Tremaine Edmunds’ contract was expensive, but he’s a 24-year-old athletic phenom who went to a team with more money to play with than the federal reserve. Bobby Okereke could only manage $10 million in annual value, and the rest of the linebacking crop in free agency has seen little return so far in the process.
Wagner is still a good player. He’s an intelligent coverage defender and a strong downhill run defender. However, there is no denying that the 32-year-old isn’t quite as quick as he was in his prime.
Bobby Wagner Landing Spots
It wouldn’t be free agency over the past two cycles if the Cowboys weren’t flirting with the veteran linebacker. However, Dallas re-signed Leighton Vander Esch on a two-year, $8 million deal. NFL Network reporter Jane Slater said, “As for Bobby Wagner, I’m told that’s probably out with the LVE deal done this evening.”
But that doesn’t mean the Cowboys should be out on the veteran linebacker. Stephon Gilmore is 32. Trevon Diggs will be searching for a contract extension shortly, and there’s no guarantee that Dan Quinn will make it through another head coaching cycle as the Cowboys’ defensive coordinator; 2023 is as good a year as any to go all out.
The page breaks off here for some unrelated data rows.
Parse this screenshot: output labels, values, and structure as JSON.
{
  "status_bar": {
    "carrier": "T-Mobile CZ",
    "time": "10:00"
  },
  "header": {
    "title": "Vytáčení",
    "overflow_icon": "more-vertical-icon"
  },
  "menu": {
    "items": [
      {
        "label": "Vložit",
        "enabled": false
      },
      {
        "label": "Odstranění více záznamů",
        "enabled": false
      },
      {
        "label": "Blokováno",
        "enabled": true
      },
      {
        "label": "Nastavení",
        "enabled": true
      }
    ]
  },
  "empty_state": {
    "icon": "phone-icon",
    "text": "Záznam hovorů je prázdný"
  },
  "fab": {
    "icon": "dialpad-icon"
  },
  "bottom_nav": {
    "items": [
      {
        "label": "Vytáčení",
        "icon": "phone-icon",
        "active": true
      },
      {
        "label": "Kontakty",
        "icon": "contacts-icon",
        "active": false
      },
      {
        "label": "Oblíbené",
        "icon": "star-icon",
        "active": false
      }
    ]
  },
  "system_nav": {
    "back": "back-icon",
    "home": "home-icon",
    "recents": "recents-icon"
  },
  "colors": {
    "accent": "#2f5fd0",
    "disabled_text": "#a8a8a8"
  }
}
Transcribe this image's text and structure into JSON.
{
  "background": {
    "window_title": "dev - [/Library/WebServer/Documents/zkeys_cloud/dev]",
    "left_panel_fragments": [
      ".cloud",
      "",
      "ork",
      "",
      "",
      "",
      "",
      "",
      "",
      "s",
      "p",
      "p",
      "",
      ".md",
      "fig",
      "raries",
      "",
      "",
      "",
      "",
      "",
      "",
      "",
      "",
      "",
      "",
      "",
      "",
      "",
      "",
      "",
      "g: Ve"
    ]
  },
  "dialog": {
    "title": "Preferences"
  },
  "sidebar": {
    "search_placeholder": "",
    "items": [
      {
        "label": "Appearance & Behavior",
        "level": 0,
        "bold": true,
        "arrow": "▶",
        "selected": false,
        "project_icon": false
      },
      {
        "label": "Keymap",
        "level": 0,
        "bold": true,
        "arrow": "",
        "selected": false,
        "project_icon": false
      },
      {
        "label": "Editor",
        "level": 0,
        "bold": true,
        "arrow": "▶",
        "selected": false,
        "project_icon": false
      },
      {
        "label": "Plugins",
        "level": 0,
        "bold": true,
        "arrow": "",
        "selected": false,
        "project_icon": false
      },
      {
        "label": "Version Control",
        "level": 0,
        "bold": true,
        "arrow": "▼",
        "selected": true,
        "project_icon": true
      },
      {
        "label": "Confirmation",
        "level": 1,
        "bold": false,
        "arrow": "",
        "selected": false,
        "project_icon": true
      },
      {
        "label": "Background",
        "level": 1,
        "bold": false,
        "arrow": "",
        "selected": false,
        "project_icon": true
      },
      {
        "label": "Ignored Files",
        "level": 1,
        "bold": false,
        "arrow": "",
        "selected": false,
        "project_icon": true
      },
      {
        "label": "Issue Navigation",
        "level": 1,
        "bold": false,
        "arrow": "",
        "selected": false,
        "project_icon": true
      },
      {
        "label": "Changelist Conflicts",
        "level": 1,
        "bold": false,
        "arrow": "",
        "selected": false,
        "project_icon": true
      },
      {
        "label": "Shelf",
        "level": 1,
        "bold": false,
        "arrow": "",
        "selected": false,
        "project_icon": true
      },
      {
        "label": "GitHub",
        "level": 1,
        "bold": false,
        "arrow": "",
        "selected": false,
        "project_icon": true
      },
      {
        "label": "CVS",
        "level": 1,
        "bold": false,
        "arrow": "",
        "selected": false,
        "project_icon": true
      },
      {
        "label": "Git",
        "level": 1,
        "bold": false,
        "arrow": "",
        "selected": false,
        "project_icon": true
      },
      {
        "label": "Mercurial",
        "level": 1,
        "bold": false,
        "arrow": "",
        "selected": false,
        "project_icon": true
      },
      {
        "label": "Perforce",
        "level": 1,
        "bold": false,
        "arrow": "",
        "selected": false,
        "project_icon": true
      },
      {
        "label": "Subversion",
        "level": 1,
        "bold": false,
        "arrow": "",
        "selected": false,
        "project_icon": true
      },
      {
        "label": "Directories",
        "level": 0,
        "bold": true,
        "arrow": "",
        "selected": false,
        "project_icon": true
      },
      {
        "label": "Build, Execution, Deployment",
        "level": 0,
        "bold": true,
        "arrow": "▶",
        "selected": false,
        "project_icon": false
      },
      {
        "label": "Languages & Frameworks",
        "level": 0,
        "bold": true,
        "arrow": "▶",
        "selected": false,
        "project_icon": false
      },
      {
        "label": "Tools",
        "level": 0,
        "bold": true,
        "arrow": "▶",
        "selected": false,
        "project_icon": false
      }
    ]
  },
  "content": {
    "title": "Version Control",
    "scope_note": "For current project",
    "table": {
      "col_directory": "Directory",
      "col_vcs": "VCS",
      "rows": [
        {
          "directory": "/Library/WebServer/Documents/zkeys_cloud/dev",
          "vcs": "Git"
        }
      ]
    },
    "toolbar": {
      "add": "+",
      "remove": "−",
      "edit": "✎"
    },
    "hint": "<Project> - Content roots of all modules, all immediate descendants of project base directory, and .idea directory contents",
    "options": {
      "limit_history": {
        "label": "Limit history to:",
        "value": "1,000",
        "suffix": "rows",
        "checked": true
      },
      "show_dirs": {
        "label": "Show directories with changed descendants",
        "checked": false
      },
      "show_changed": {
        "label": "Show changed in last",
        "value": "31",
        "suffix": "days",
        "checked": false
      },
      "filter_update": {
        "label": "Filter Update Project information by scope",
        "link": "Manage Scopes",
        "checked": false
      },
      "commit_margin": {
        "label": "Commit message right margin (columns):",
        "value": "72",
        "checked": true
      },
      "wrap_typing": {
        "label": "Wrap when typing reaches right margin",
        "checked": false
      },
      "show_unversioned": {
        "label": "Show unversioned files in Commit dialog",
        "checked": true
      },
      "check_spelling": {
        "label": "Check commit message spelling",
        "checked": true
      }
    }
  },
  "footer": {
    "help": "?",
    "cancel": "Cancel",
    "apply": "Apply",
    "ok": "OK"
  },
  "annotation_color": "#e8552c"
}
Damone Clark miraculously returned from spinal fusion surgery to play football in 2022. Still, he didn’t show enough promise late in the season to preclude Dallas from looking at a short-term option besides Vander Esch. Wagner has a history with Quinn and has already shown to be a fit in different systems in the NFL.
Could there be a potential reunion in Seattle for Wagner? ESPN’s Ed Werder confirmed the Cowboys’ interest before re-signing Vander Esch and also said, “Seahawks interested too. Source tells me Wagner decision not imminent as both seek to determine his current value.”
Seattle already saw Cody Barton leave in free agency, and they did not place a tender on Tanner Muse. Wagner was a cap casualty for Seattle a season ago, but in a dried-up linebacker market, the last remaining member of the Legion of Boom defense could return home.
MORE: Remaining 2023 Free Agents by Position
After signing with the Rams, Wagner said, “I felt like we had a lot of good years. I was committed to not only the organization but to the city. So it’s unfortunate that I won’t be one of those guys who said they played their whole career with one team.” There was no bad blood between Wagner and the organization, so a return is within reason.
Losing Edmunds was a significant loss for a talented defense that took a significant step back in 2022 following a hot start coming off an incredible 2021 season. Adding Wagner, retaining Jordan Poyer, and getting a healthy Von Miller back for 2023 could be exactly what the doctor ordered.
Losing Leslie Frazier for the year will be an adjustment, but Sean McDermott has always played a significant role in the Bills’ defensive structure. He’s even taken over defensive play-calling at times for Buffalo.
Wagner could be a relatively cost-effective solution that could actually improve the team’s defense in 2023. While Edmunds is being paid the big bucks for what he should bring the Chicago Bears in the future, it’s not crazy for someone to believe that Wagner could provide a similar or better return at a fraction of the cost.
The rest of Philadelphia’s defense is nearing AARP status. Why not add to the pile of elderly NFL statesmen? Howie Roseman has made like a bandit over the past few offseasons hitting on veteran signings and trades on the defensive side of the ball. After losing T.J. Edwards and Kyzir White, adding Wagner starts feeling more like a necessity and less like an opportunity.
Nakobe Dean will hopefully slide in as one half of the starting equation, but it would behoove Roseman to add a veteran opposite of him to sift through the trash and be a plus player in coverage.